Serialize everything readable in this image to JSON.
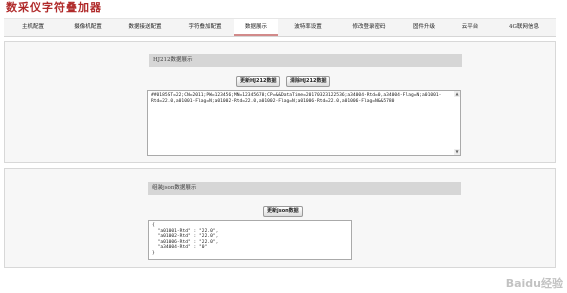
{
  "app": {
    "title": "数采仪字符叠加器"
  },
  "nav": {
    "items": [
      {
        "label": "主机配置"
      },
      {
        "label": "摄像机配置"
      },
      {
        "label": "数据接送配置"
      },
      {
        "label": "字符叠加配置"
      },
      {
        "label": "数据展示",
        "active": true
      },
      {
        "label": "波特率设置"
      },
      {
        "label": "修改登录密码"
      },
      {
        "label": "固件升级"
      },
      {
        "label": "云平台"
      },
      {
        "label": "4G联网信息"
      }
    ]
  },
  "hj212": {
    "section_title": "HJ212数据展示",
    "update_label": "更新HJ212数据",
    "clear_label": "清除HJ212数据",
    "content": "##0185ST=22;CN=2011;PW=123456;MN=12345678;CP=&&DataTime=20170323122536;a34004-Rtd=0,a34004-Flag=N;a01001-Rtd=22.0,a01001-Flag=N;a01002-Rtd=22.0,a01002-Flag=N;a01006-Rtd=22.0,a01006-Flag=N&&5780"
  },
  "json_panel": {
    "section_title": "组装json数据展示",
    "update_label": "更新json数据",
    "content": "{\n  \"a01001-Rtd\" : \"22.0\",\n  \"a01002-Rtd\" : \"22.0\",\n  \"a01006-Rtd\" : \"22.0\",\n  \"a34004-Rtd\" : \"0\"\n}"
  },
  "watermark": {
    "text": "Baidu经验"
  }
}
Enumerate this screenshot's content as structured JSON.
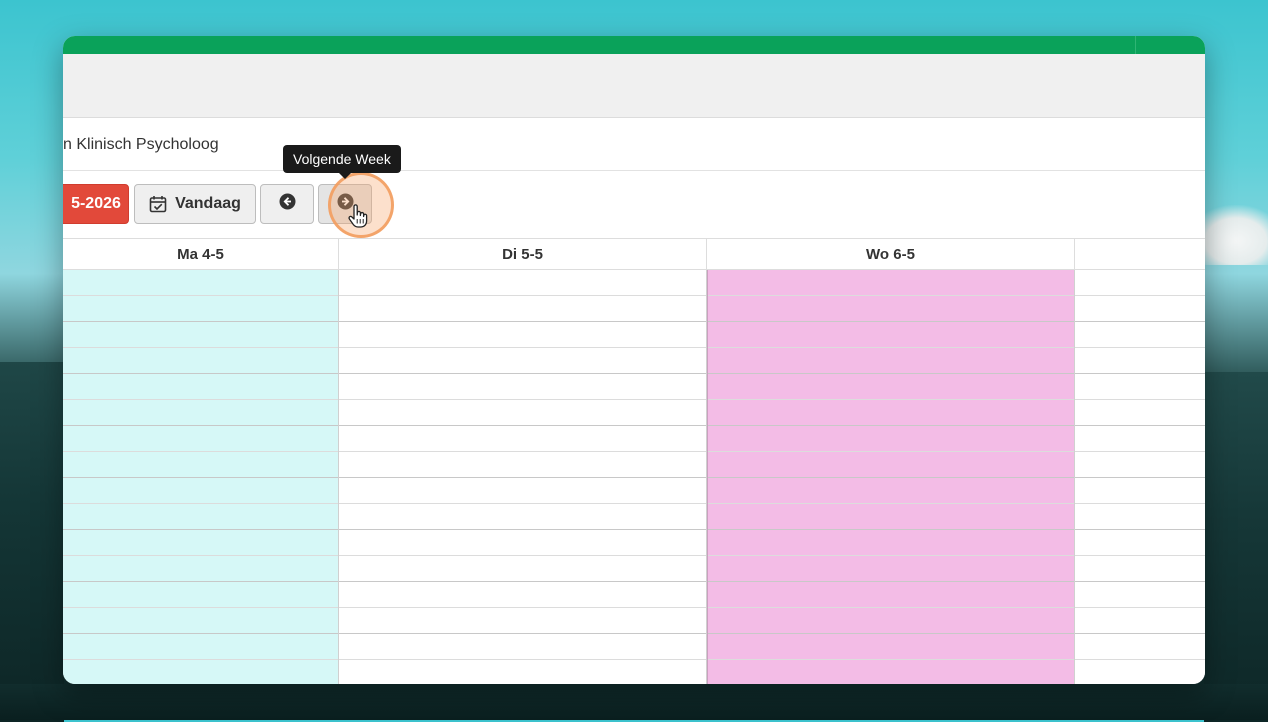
{
  "header": {
    "title": "n Klinisch Psycholoog"
  },
  "toolbar": {
    "date_label": "5-2026",
    "today_label": "Vandaag",
    "tooltip": "Volgende Week",
    "icons": {
      "today": "calendar-check-icon",
      "prev": "arrow-left-circle-icon",
      "next": "arrow-right-circle-icon",
      "cursor": "hand-pointer-icon"
    }
  },
  "calendar": {
    "days": [
      {
        "label": "Ma 4-5",
        "color": "#d6f8f7"
      },
      {
        "label": "Di 5-5",
        "color": "#ffffff"
      },
      {
        "label": "Wo 6-5",
        "color": "#f3bce6"
      },
      {
        "label": "",
        "color": "#ffffff"
      }
    ]
  },
  "colors": {
    "topbar": "#0aa25a",
    "date_button": "#e2493a",
    "tooltip": "#1a1a1a"
  }
}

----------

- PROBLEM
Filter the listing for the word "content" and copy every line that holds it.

- COMPLETED TASK
    "content": "##0185ST=22;CN=2011;PW=123456;MN=12345678;CP=&&DataTime=20170323122536;a34004-Rtd=0,a34004-Flag=N;a01001-Rtd=22.0,a01001-Flag=N;a01002-Rtd=22.0,a01002-Flag=N;a01006-Rtd=22.0,a01006-Flag=N&&5780"
    "content": "{\n  \"a01001-Rtd\" : \"22.0\",\n  \"a01002-Rtd\" : \"22.0\",\n  \"a01006-Rtd\" : \"22.0\",\n  \"a34004-Rtd\" : \"0\"\n}"
Enumerate this screenshot's content as structured JSON.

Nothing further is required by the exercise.